Copy each line of the data below in which the word "active" can be found.
--- Data records ---
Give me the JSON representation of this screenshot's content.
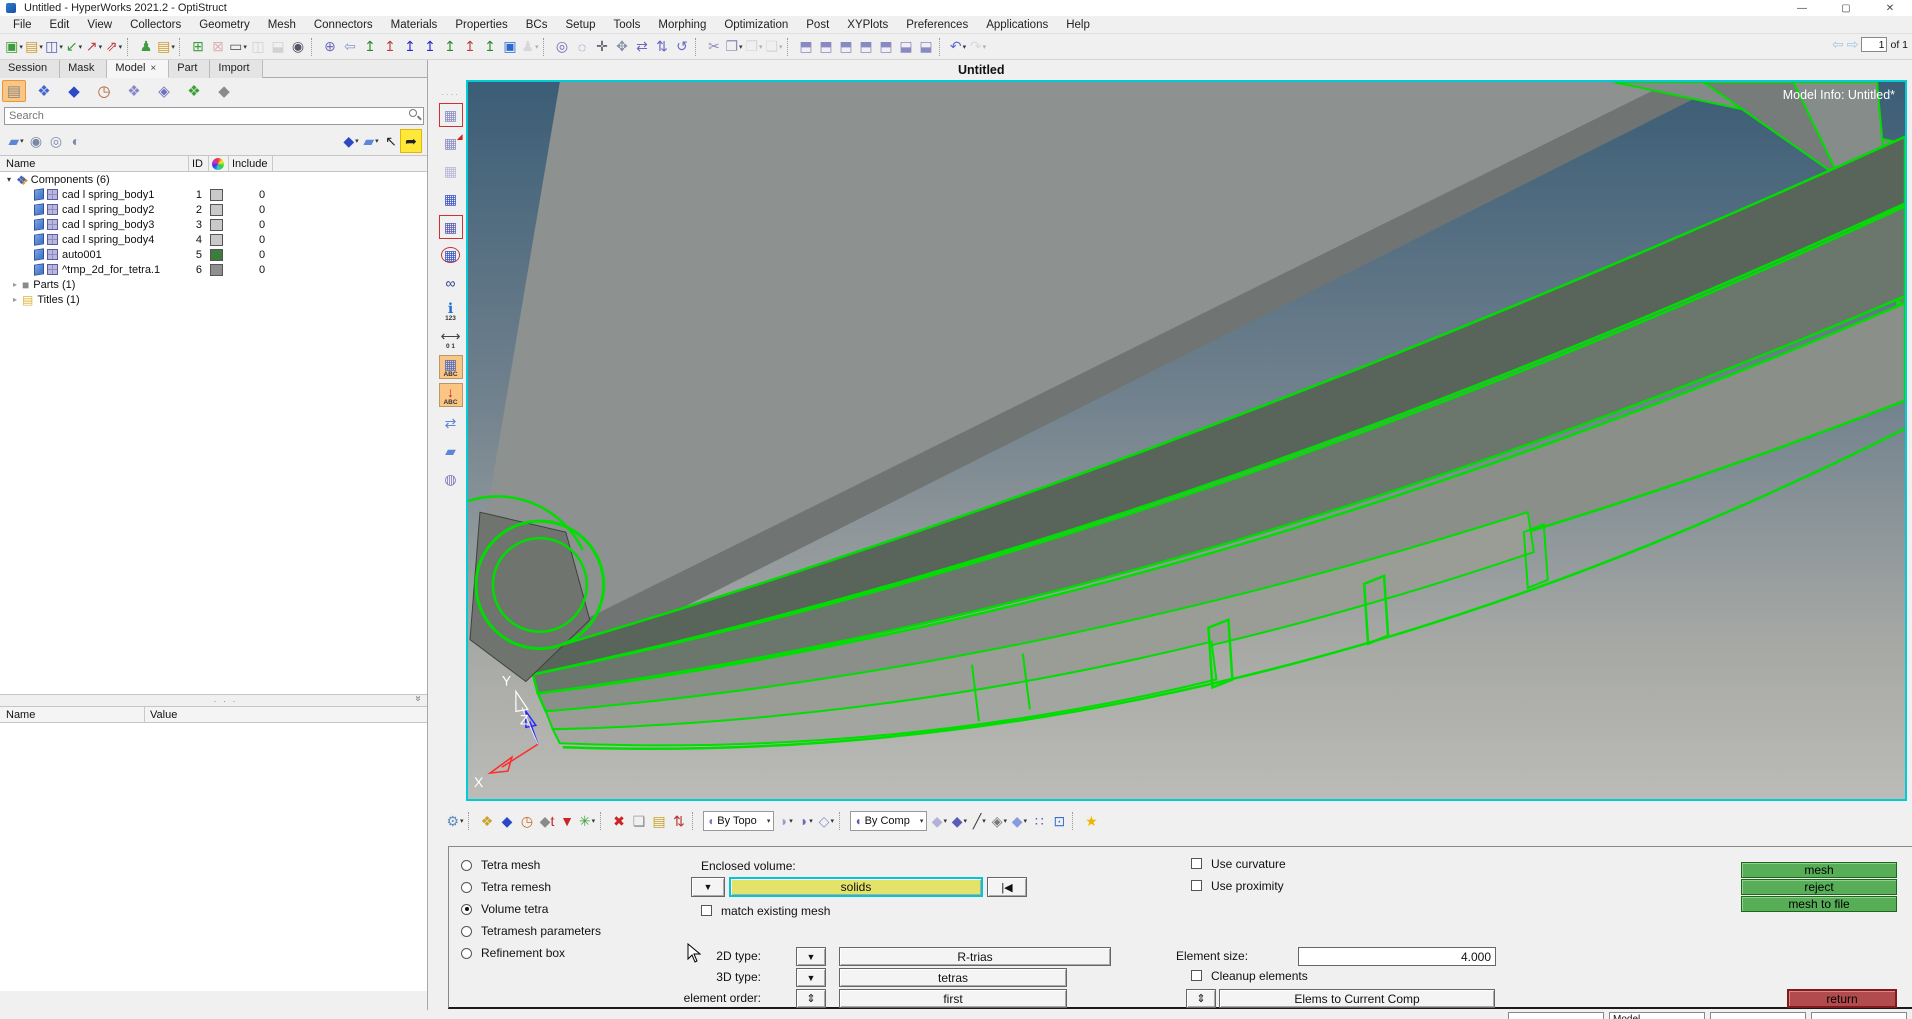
{
  "window": {
    "title": "Untitled - HyperWorks 2021.2 - OptiStruct",
    "chrome": {
      "minimize": "—",
      "maximize": "▢",
      "close": "✕"
    }
  },
  "menu": {
    "items": [
      "File",
      "Edit",
      "View",
      "Collectors",
      "Geometry",
      "Mesh",
      "Connectors",
      "Materials",
      "Properties",
      "BCs",
      "Setup",
      "Tools",
      "Morphing",
      "Optimization",
      "Post",
      "XYPlots",
      "Preferences",
      "Applications",
      "Help"
    ]
  },
  "toolbar": {
    "page_value": "1",
    "page_of": "of 1",
    "prev_arrow": "⇦",
    "next_arrow": "⇨",
    "groups": [
      [
        {
          "n": "new-session-icon",
          "g": "▣",
          "c": "#3d9c3d",
          "cr": 1
        },
        {
          "n": "open-model-icon",
          "g": "▤",
          "c": "#cf9c2c",
          "cr": 1
        },
        {
          "n": "save-model-icon",
          "g": "◫",
          "c": "#4f5cb8",
          "cr": 1
        },
        {
          "n": "import-model-icon",
          "g": "↙",
          "c": "#3d9c3d",
          "cr": 1
        },
        {
          "n": "export-model-icon",
          "g": "↗",
          "c": "#c23c3c",
          "cr": 1
        },
        {
          "n": "export-deck-icon",
          "g": "⇗",
          "c": "#c23c3c",
          "cr": 1
        }
      ],
      [
        {
          "n": "user-profile-icon",
          "g": "♟",
          "c": "#3d9c3d"
        },
        {
          "n": "load-results-icon",
          "g": "▤",
          "c": "#cf9c2c",
          "cr": 1
        }
      ],
      [
        {
          "n": "add-page-icon",
          "g": "⊞",
          "c": "#3d9c3d"
        },
        {
          "n": "delete-page-icon",
          "g": "⊠",
          "c": "#c23c3c",
          "ds": 1
        },
        {
          "n": "page-layout-icon",
          "g": "▭",
          "c": "#555",
          "cr": 1
        },
        {
          "n": "expand-window-icon",
          "g": "◫",
          "c": "#999",
          "ds": 1
        },
        {
          "n": "swap-window-icon",
          "g": "⬓",
          "c": "#999",
          "ds": 1
        },
        {
          "n": "window-find-icon",
          "g": "◉",
          "c": "#556"
        }
      ],
      [
        {
          "n": "fit-view-icon",
          "g": "⊕",
          "c": "#6a6ac0"
        },
        {
          "n": "previous-view-icon",
          "g": "⇦",
          "c": "#8a96d4"
        },
        {
          "n": "view-xy-top-icon",
          "g": "↥",
          "c": "#2a8a2a"
        },
        {
          "n": "view-xy-bottom-icon",
          "g": "↥",
          "c": "#c23c3c"
        },
        {
          "n": "view-xz-left-icon",
          "g": "↥",
          "c": "#2a2ad0"
        },
        {
          "n": "view-xz-right-icon",
          "g": "↥",
          "c": "#2a2ad0"
        },
        {
          "n": "view-yz-front-icon",
          "g": "↥",
          "c": "#2a8a2a"
        },
        {
          "n": "view-yz-rear-icon",
          "g": "↥",
          "c": "#c23c3c"
        },
        {
          "n": "view-iso-icon",
          "g": "↥",
          "c": "#2a8a2a"
        },
        {
          "n": "display-options-icon",
          "g": "▣",
          "c": "#2a6ad0"
        },
        {
          "n": "user-view-icon",
          "g": "♟",
          "c": "#aaa",
          "ds": 1,
          "cr": 1
        }
      ],
      [
        {
          "n": "zoom-out-icon",
          "g": "◎",
          "c": "#6a6ab8"
        },
        {
          "n": "zoom-lasso-icon",
          "g": "◌",
          "c": "#6a6ab8"
        },
        {
          "n": "translate-view-icon",
          "g": "✛",
          "c": "#556"
        },
        {
          "n": "pan-hand-icon",
          "g": "✥",
          "c": "#8890a8"
        },
        {
          "n": "arc-rotate-icon",
          "g": "⇄",
          "c": "#6a6ac0"
        },
        {
          "n": "vertical-rotate-icon",
          "g": "⇅",
          "c": "#6a6ac0"
        },
        {
          "n": "spin-view-icon",
          "g": "↺",
          "c": "#6a6ac0"
        }
      ],
      [
        {
          "n": "cut-icon",
          "g": "✂",
          "c": "#8a8ab8"
        },
        {
          "n": "copy-icon",
          "g": "❐",
          "c": "#8a8ab8",
          "cr": 1
        },
        {
          "n": "paste-icon",
          "g": "❒",
          "c": "#aaa",
          "ds": 1,
          "cr": 1
        },
        {
          "n": "paste-special-icon",
          "g": "❑",
          "c": "#aaa",
          "ds": 1,
          "cr": 1
        }
      ],
      [
        {
          "n": "capture-screen-icon",
          "g": "⬒",
          "c": "#8a8ac2"
        },
        {
          "n": "capture-window-icon",
          "g": "⬒",
          "c": "#8a8ac2"
        },
        {
          "n": "capture-area-icon",
          "g": "⬒",
          "c": "#8a8ac2"
        },
        {
          "n": "capture-selection-icon",
          "g": "⬒",
          "c": "#8a8ac2"
        },
        {
          "n": "capture-clipboard-icon",
          "g": "⬒",
          "c": "#8a8ac2"
        },
        {
          "n": "record-video-icon",
          "g": "⬓",
          "c": "#8a8ac2"
        },
        {
          "n": "record-area-icon",
          "g": "⬓",
          "c": "#8a8ac2"
        }
      ],
      [
        {
          "n": "undo-icon",
          "g": "↶",
          "c": "#5a6ad0",
          "cr": 1
        },
        {
          "n": "redo-icon",
          "g": "↷",
          "c": "#aab",
          "ds": 1,
          "cr": 1
        }
      ]
    ]
  },
  "tabs": {
    "items": [
      {
        "label": "Session"
      },
      {
        "label": "Mask"
      },
      {
        "label": "Model",
        "active": true,
        "close": "×"
      },
      {
        "label": "Part"
      },
      {
        "label": "Import"
      }
    ]
  },
  "browser": {
    "icons1": [
      {
        "n": "model-folder-icon",
        "g": "▤",
        "c": "#8a8a8a",
        "active": 1
      },
      {
        "n": "entity-network-icon",
        "g": "❖",
        "c": "#4466cc"
      },
      {
        "n": "solid-entity-icon",
        "g": "◆",
        "c": "#2a48c8"
      },
      {
        "n": "folder-history-icon",
        "g": "◷",
        "c": "#b06030"
      },
      {
        "n": "folder-mesh-icon",
        "g": "❖",
        "c": "#8888c8"
      },
      {
        "n": "folder-wire-icon",
        "g": "◈",
        "c": "#7070c0"
      },
      {
        "n": "folder-components-icon",
        "g": "❖",
        "c": "#3aa13a"
      },
      {
        "n": "folder-import-icon",
        "g": "◆",
        "c": "#8a8a8a"
      }
    ],
    "search_placeholder": "Search",
    "icons2_left": [
      {
        "n": "component-display-icon",
        "g": "▰",
        "c": "#5b87d6",
        "cr": 1
      },
      {
        "n": "show-all-icon",
        "g": "◉",
        "c": "#7a88a8"
      },
      {
        "n": "show-none-icon",
        "g": "◎",
        "c": "#7a88a8"
      },
      {
        "n": "reverse-show-icon",
        "g": "◐",
        "c": "#7a88a8"
      }
    ],
    "icons2_right": [
      {
        "n": "geometry-style-icon",
        "g": "◆",
        "c": "#2a48c8",
        "cr": 1
      },
      {
        "n": "element-style-icon",
        "g": "▰",
        "c": "#5b87d6",
        "cr": 1
      },
      {
        "n": "selector-arrow-icon",
        "g": "↖",
        "c": "#222"
      },
      {
        "n": "isolate-highlight-icon",
        "g": "➦",
        "c": "#222",
        "hl": 1
      }
    ],
    "columns": {
      "name": "Name",
      "id": "ID",
      "include": "Include"
    },
    "tree": [
      {
        "t": "root",
        "label": "Components (6)"
      },
      {
        "t": "comp",
        "label": "cad l spring_body1",
        "id": "1",
        "sw": "#c9c9c9",
        "inc": "0"
      },
      {
        "t": "comp",
        "label": "cad l spring_body2",
        "id": "2",
        "sw": "#c9c9c9",
        "inc": "0"
      },
      {
        "t": "comp",
        "label": "cad l spring_body3",
        "id": "3",
        "sw": "#c9c9c9",
        "inc": "0"
      },
      {
        "t": "comp",
        "label": "cad l spring_body4",
        "id": "4",
        "sw": "#c9c9c9",
        "inc": "0"
      },
      {
        "t": "comp",
        "label": "auto001",
        "id": "5",
        "sw": "#3c7d3c",
        "inc": "0"
      },
      {
        "t": "comp",
        "label": "^tmp_2d_for_tetra.1",
        "id": "6",
        "sw": "#8f8f8f",
        "inc": "0"
      },
      {
        "t": "grp",
        "label": "Parts (1)",
        "icon": "cube",
        "ic": "#8a8a8a",
        "g": "■"
      },
      {
        "t": "grp",
        "label": "Titles (1)",
        "icon": "doc",
        "ic": "#e0b23c",
        "g": "▤"
      }
    ],
    "prop_columns": {
      "name": "Name",
      "value": "Value"
    },
    "splitter_dots": "· · ·",
    "splitter_chevron": "»"
  },
  "viewport": {
    "title": "Untitled",
    "model_info": "Model Info: Untitled*",
    "axis": {
      "x": "X",
      "y": "Y",
      "z": "Z"
    },
    "colors": {
      "border": "#00ccd6",
      "highlight_green": "#00dd00",
      "solid_gray": "#8d9190",
      "bg_top": "#3b5d76",
      "bg_bottom": "#bbbbb7"
    }
  },
  "vstrip": [
    {
      "n": "element-display-box-icon",
      "g": "▦",
      "c": "#8c8cc4",
      "frame": 1
    },
    {
      "n": "element-export-icon",
      "g": "▦",
      "c": "#8c8cc4",
      "sub": "◢",
      "subc": "#cc2222"
    },
    {
      "n": "element-wireframe-icon",
      "g": "▦",
      "c": "#b8b8d8"
    },
    {
      "n": "element-shaded-icon",
      "g": "▦",
      "c": "#3a55c0"
    },
    {
      "n": "element-select-box-icon",
      "g": "▦",
      "c": "#5a5ab0",
      "frame": 1
    },
    {
      "n": "element-select-circle-icon",
      "g": "▦",
      "c": "#3a55c0",
      "ring": 1
    },
    {
      "n": "binoculars-icon",
      "g": "∞",
      "c": "#2a3f8f"
    },
    {
      "n": "numbers-info-icon",
      "g": "ℹ",
      "c": "#1a6fd4",
      "cap": "123"
    },
    {
      "n": "measure-scale-icon",
      "g": "⟷",
      "c": "#444",
      "cap": "0  1"
    },
    {
      "n": "label-abc-icon",
      "g": "▦",
      "c": "#4a6ad0",
      "cap": "ABC",
      "active": 1
    },
    {
      "n": "label-arrow-icon",
      "g": "↓",
      "c": "#cc2222",
      "cap": "ABC",
      "active": 1
    },
    {
      "n": "mesh-transform-icon",
      "g": "⇄",
      "c": "#5b87d6"
    },
    {
      "n": "surface-edit-icon",
      "g": "▰",
      "c": "#5b87d6"
    },
    {
      "n": "solid-bottle-icon",
      "g": "◍",
      "c": "#7a7ac0"
    }
  ],
  "view_toolbar": {
    "left": [
      {
        "n": "quick-settings-icon",
        "g": "⚙",
        "c": "#5a8ab8",
        "cr": 1
      },
      {
        "sep": 1
      },
      {
        "n": "create-component-icon",
        "g": "❖",
        "c": "#c9a227"
      },
      {
        "n": "create-solid-icon",
        "g": "◆",
        "c": "#2a48c8"
      },
      {
        "n": "geometry-history-icon",
        "g": "◷",
        "c": "#c06a2a"
      },
      {
        "n": "geometry-tag-icon",
        "g": "◆",
        "c": "#8a8a8a",
        "sub": "t",
        "subc": "#cc2222"
      },
      {
        "n": "import-down-icon",
        "g": "▼",
        "c": "#cc2222"
      },
      {
        "n": "organize-icon",
        "g": "✳",
        "c": "#3aa13a",
        "cr": 1
      },
      {
        "sep": 1
      },
      {
        "n": "delete-entity-icon",
        "g": "✖",
        "c": "#cc2222"
      },
      {
        "n": "layers-icon",
        "g": "❏",
        "c": "#888"
      },
      {
        "n": "folder-update-icon",
        "g": "▤",
        "c": "#c9a227"
      },
      {
        "n": "renumber-icon",
        "g": "⇅",
        "c": "#bb3333"
      },
      {
        "sep": 1
      }
    ],
    "by_topo": {
      "label": "By Topo",
      "icon_color": "#7a7ac0"
    },
    "mid": [
      {
        "n": "surface-shade-icon",
        "g": "◗",
        "c": "#9a9ad0",
        "cr": 1
      },
      {
        "n": "surface-shade-edges-icon",
        "g": "◗",
        "c": "#6a6ac0",
        "cr": 1
      },
      {
        "n": "solid-shade-icon",
        "g": "◇",
        "c": "#8a8ad0",
        "cr": 1
      },
      {
        "sep": 1
      }
    ],
    "by_comp": {
      "label": "By Comp",
      "icon_color": "#5a5ab8"
    },
    "right": [
      {
        "n": "mesh-style-icon",
        "g": "◆",
        "c": "#b0b0d8",
        "cr": 1
      },
      {
        "n": "element-color-icon",
        "g": "◆",
        "c": "#5a5ab8",
        "cr": 1
      },
      {
        "n": "feature-line-icon",
        "g": "╱",
        "c": "#444",
        "cr": 1
      },
      {
        "n": "mesh-quality-icon",
        "g": "◈",
        "c": "#777",
        "cr": 1
      },
      {
        "n": "plate-thickness-icon",
        "g": "◆",
        "c": "#8899e0",
        "cr": 1
      },
      {
        "n": "multi-cubes-icon",
        "g": "∷",
        "c": "#5a5ab8"
      },
      {
        "n": "performance-monitor-icon",
        "g": "⊡",
        "c": "#3a6fd0"
      },
      {
        "sep": 1
      },
      {
        "n": "favorites-star-icon",
        "g": "★",
        "c": "#f0b400"
      }
    ]
  },
  "panel": {
    "radios": [
      {
        "label": "Tetra mesh"
      },
      {
        "label": "Tetra remesh"
      },
      {
        "label": "Volume tetra",
        "selected": true
      },
      {
        "label": "Tetramesh parameters"
      },
      {
        "label": "Refinement box"
      }
    ],
    "enclosed_volume_label": "Enclosed volume:",
    "entity_dropdown_glyph": "▼",
    "solids_button": "solids",
    "reset_glyph": "|◀",
    "match_existing_mesh": "match existing mesh",
    "type2d_label": "2D type:",
    "type2d_value": "R-trias",
    "type3d_label": "3D type:",
    "type3d_value": "tetras",
    "order_label": "element order:",
    "order_value": "first",
    "switch_glyph": "⇕",
    "use_curvature": "Use curvature",
    "use_proximity": "Use proximity",
    "element_size_label": "Element size:",
    "element_size_value": "4.000",
    "cleanup_elements": "Cleanup elements",
    "elems_dest_value": "Elems to Current Comp",
    "mesh_button": "mesh",
    "reject_button": "reject",
    "mesh_to_file_button": "mesh to file",
    "return_button": "return",
    "colors": {
      "action_green": "#57ae57",
      "return_red": "#b24b4d",
      "solids_yellow": "#e3e36a"
    }
  },
  "statusbar": {
    "fields": [
      "",
      "Model",
      "",
      ""
    ]
  }
}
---
### Exercise result:
        "active": true,
        "active": 1
      "active": 1
      "active": 1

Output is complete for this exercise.